I have been reading The Talent Code this week by Daniel Coyle and have enjoyed it immensely. One passage in the book stood out to me. It describes the difference between how we teach football and how we teach musical instruments, specifically the violin.
“The ideal soccer circuit is varied and fast, changing fluidly in response to each obstacle, capable of providing a myriad of possible options that can fire in liquid succession: now this, this, this and that. Speed and flexibility are everything; the faster the more flexible the circuit, the more obstacles can be overcome, and the greater that players skill”
Now that sounds pretty cool. So if we want to help improve someones soccer (football) circuit then our training for that sport should help increase the sphere of the players movement, speed and flexibility. To be dynamic, variable and increase the brain/body connection would seem prerequisite for such an activity. This would be a functional approach to training!
BUT in fact Coyle goes on to talk about how we teach people to play instruments, in this case the violin.
“This circuit is not a vinelike tangle of improvisation but rather a tightly defined series of pathways designed to create-or more accurately, recreate-a single set of movements”
This struck me as a more accurate description of how we teach people to exercise in the gym. A set way of performing a movement not to be deviated from. A series of movements that lack the variability of any sporting or movement skill that we may want to enhance, in fact a completely different skill set.
When we build neural circuits and fire them repeatedly they get larger, stronger and after time and repeated use through practice they get myelinated. The Myelin insulates the circuit allowing the signals to travel faster and more efficiently. These circuits are specific to the practice or training the we do. Playing the violin does not increase my skill or ability to move or produce force for football.

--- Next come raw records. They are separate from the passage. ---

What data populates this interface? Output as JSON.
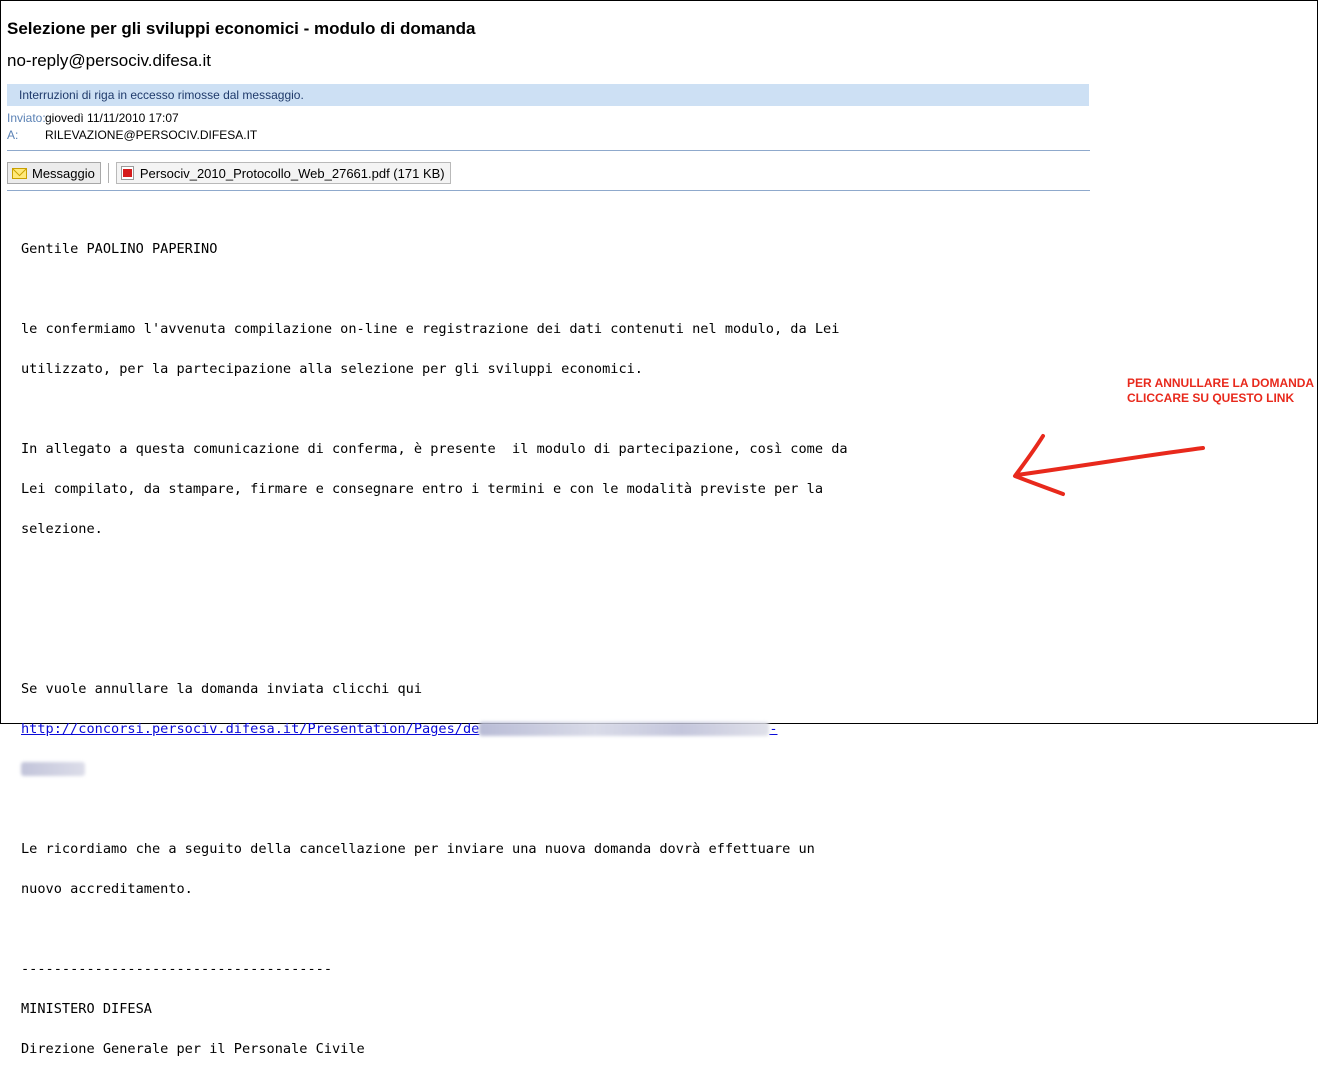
{
  "email": {
    "subject": "Selezione per gli sviluppi economici - modulo di domanda",
    "from": "no-reply@persociv.difesa.it",
    "info_bar": "Interruzioni di riga in eccesso rimosse dal messaggio.",
    "sent_label": "Inviato:",
    "sent_value": "giovedì 11/11/2010 17:07",
    "to_label": "A:",
    "to_value": "RILEVAZIONE@PERSOCIV.DIFESA.IT",
    "tabs": {
      "message": "Messaggio",
      "attachment": "Persociv_2010_Protocollo_Web_27661.pdf (171 KB)"
    },
    "body": {
      "greeting": "Gentile PAOLINO PAPERINO",
      "para1_line1": "le confermiamo l'avvenuta compilazione on-line e registrazione dei dati contenuti nel modulo, da Lei",
      "para1_line2": "utilizzato, per la partecipazione alla selezione per gli sviluppi economici.",
      "para2_line1": "In allegato a questa comunicazione di conferma, è presente  il modulo di partecipazione, così come da",
      "para2_line2": "Lei compilato, da stampare, firmare e consegnare entro i termini e con le modalità previste per la",
      "para2_line3": "selezione.",
      "cancel_text": "Se vuole annullare la domanda inviata clicchi qui",
      "link_start": "http://concorsi.persociv.difesa.it/Presentation/Pages/de",
      "link_end": "-",
      "para3_line1": "Le ricordiamo che a seguito della cancellazione per inviare una nuova domanda dovrà effettuare un",
      "para3_line2": "nuovo accreditamento.",
      "divider": "--------------------------------------",
      "sig1": "MINISTERO DIFESA",
      "sig2": "Direzione Generale per il Personale Civile"
    }
  },
  "annotation": {
    "text": "PER ANNULLARE LA DOMANDA CLICCARE SU QUESTO LINK",
    "color": "#e8291c"
  }
}
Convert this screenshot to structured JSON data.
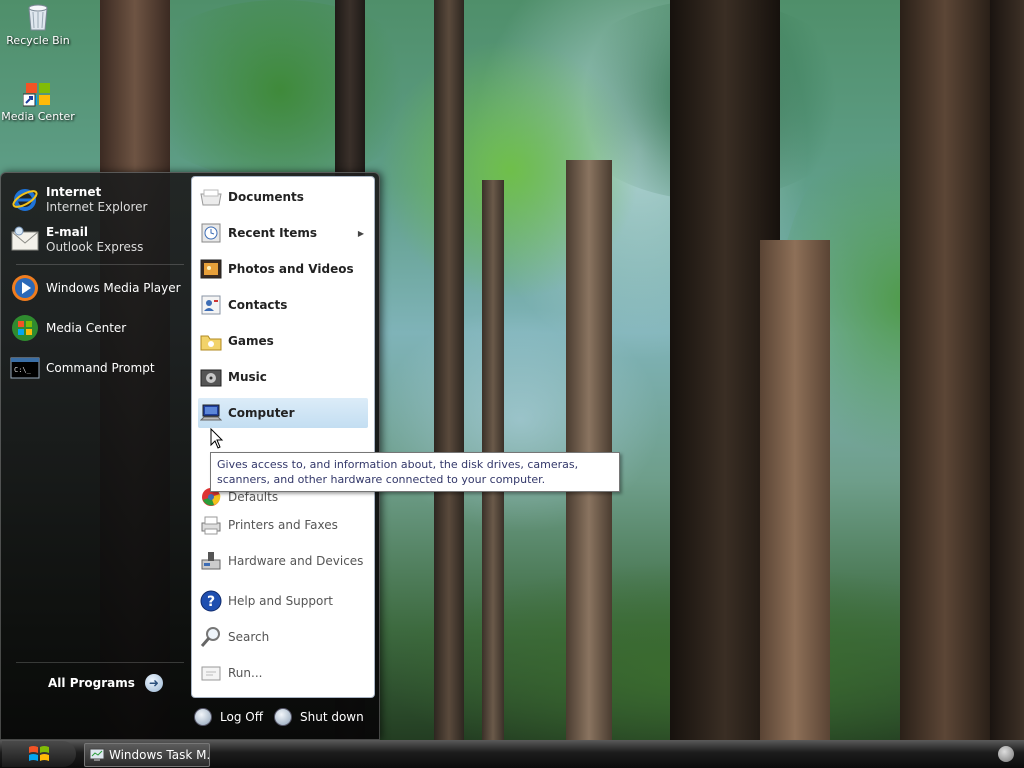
{
  "desktop": {
    "icons": [
      {
        "label": "Recycle Bin",
        "icon": "recycle-bin-icon"
      },
      {
        "label": "Media Center",
        "icon": "media-center-shortcut-icon"
      }
    ]
  },
  "start_menu": {
    "pinned": [
      {
        "title": "Internet",
        "subtitle": "Internet Explorer",
        "icon": "internet-explorer-icon"
      },
      {
        "title": "E-mail",
        "subtitle": "Outlook Express",
        "icon": "email-icon"
      }
    ],
    "recent": [
      {
        "label": "Windows Media Player",
        "icon": "windows-media-player-icon"
      },
      {
        "label": "Media Center",
        "icon": "media-center-icon"
      },
      {
        "label": "Command Prompt",
        "icon": "command-prompt-icon"
      }
    ],
    "all_programs": "All Programs",
    "right_items": [
      {
        "label": "Documents",
        "icon": "documents-icon"
      },
      {
        "label": "Recent Items",
        "icon": "recent-items-icon"
      },
      {
        "label": "Photos and Videos",
        "icon": "photos-icon"
      },
      {
        "label": "Contacts",
        "icon": "contacts-icon"
      },
      {
        "label": "Games",
        "icon": "games-icon"
      },
      {
        "label": "Music",
        "icon": "music-icon"
      },
      {
        "label": "Computer",
        "icon": "computer-icon"
      },
      {
        "label": "Defaults",
        "icon": "default-programs-icon"
      },
      {
        "label": "Printers and Faxes",
        "icon": "printers-icon"
      },
      {
        "label": "Hardware and Devices",
        "icon": "hardware-icon"
      },
      {
        "label": "Help and Support",
        "icon": "help-icon"
      },
      {
        "label": "Search",
        "icon": "search-icon"
      },
      {
        "label": "Run...",
        "icon": "run-icon"
      }
    ],
    "log_off": "Log Off",
    "shut_down": "Shut down",
    "tooltip": "Gives access to, and information about, the disk drives, cameras, scanners, and other hardware connected to your computer."
  },
  "taskbar": {
    "task_label": "Windows Task M..."
  },
  "colors": {
    "highlight": "#c3def2",
    "menu_dark": "#141414",
    "tooltip_text": "#33386a"
  }
}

The generic nature of exercise and strength training in particular would lead us to believe that strength and movement are generic. By practicing a defined pathway movement such as a squat this will enable me to improve the incalculable movement and strength/force production variations involved with football. The deadlift and bench press, movements that do not move my centre of mass away from the vertical, will enable me to explode in various directions and apply my force against another body in the horizontal plane. Studies have shown very limited crossover from training one specific movement to another specific movement!
The variables involved in applying your force against a moving external object are huge. From the foot positions taken to the change in position of the opposite body and the angle both bodies are moving in.
During a specific functional activity the feedback loop from the nervous system will define the appropriate response in terms of movement and ability to apply force. If the circuit is not variable then can it respond to a varied input?
Mel Siff states:
“The rate and number of fibres firing depends on voluntary and involuntary processes….the involuntary ones to the feedback of the proprioceptive system”
Involuntary would be more subconscious processes that are involved in sporting activities. They would also apply to the stretch reflexes involved with eccentric before concentric contraction! Something else involved with sporting force production.
Siff also states:
“there will usually be changes in centre of gravity, moments of inertia, centre of rotation, centre of percussion and mechanical stiffness of the system that will alter neuromuscular skills required in the sport”
If we believe that the mechanical/neurological skill process is vital to specific functional force production or strength and that during sport this is a constantly changing and evolving landscape then to train for this process we must involve variability. It must be more like teaching someone to play football than the violin. More variable than defined.
We must allow the body and mind to process information and create a response based on that information. Instead we try to create a robotic series of defined motions that offer a limited response. Even worse at an elite level of training we have created governing bodies that advocate training protocols with exceptionally limited variation in exercise. None of which ever come away from the vertical, none of which involve rotation. Sound like sport?, look like sport? Seems to me it is more like playing the violin than football!
How many sports only involve moving the centre of mass in the vertical? The ability to decelerate and accelerate in the horizontal plane is pretty much sport! Throwing, kicking and hitting all involve rotation. They also all involve strength, flexibility, speed, stability and power during the same split second periods of play! Not as individual components.
A similar rationale maybe applied to the world of rehabilitation from injury also. Do we want to prepare our clients for a limited range of specific movements or the variability of the world that we function in. This would be a personal choice.
On a final note, Malcolm Gladwell in his book ‘Blink’ describes a complex war game in which he felt the protagonists over analyzed the scenario in front of them.
“They were so focused on the mechanics and the process that they never looked at the problem holistically. In the act of tearing something apart you lose its meaning”
I believe that this can happen in our approach to the body. By reducing it to components we lose the magic of integration that creates movement. This also leads us to understand why injury site and source may be different! If we focus solely on the injured component then the cause will never become apparent. This is in part why we have chronic problems.
As usual this is my own take on a complex subject. More opinion than fact! Although with supporting evidence.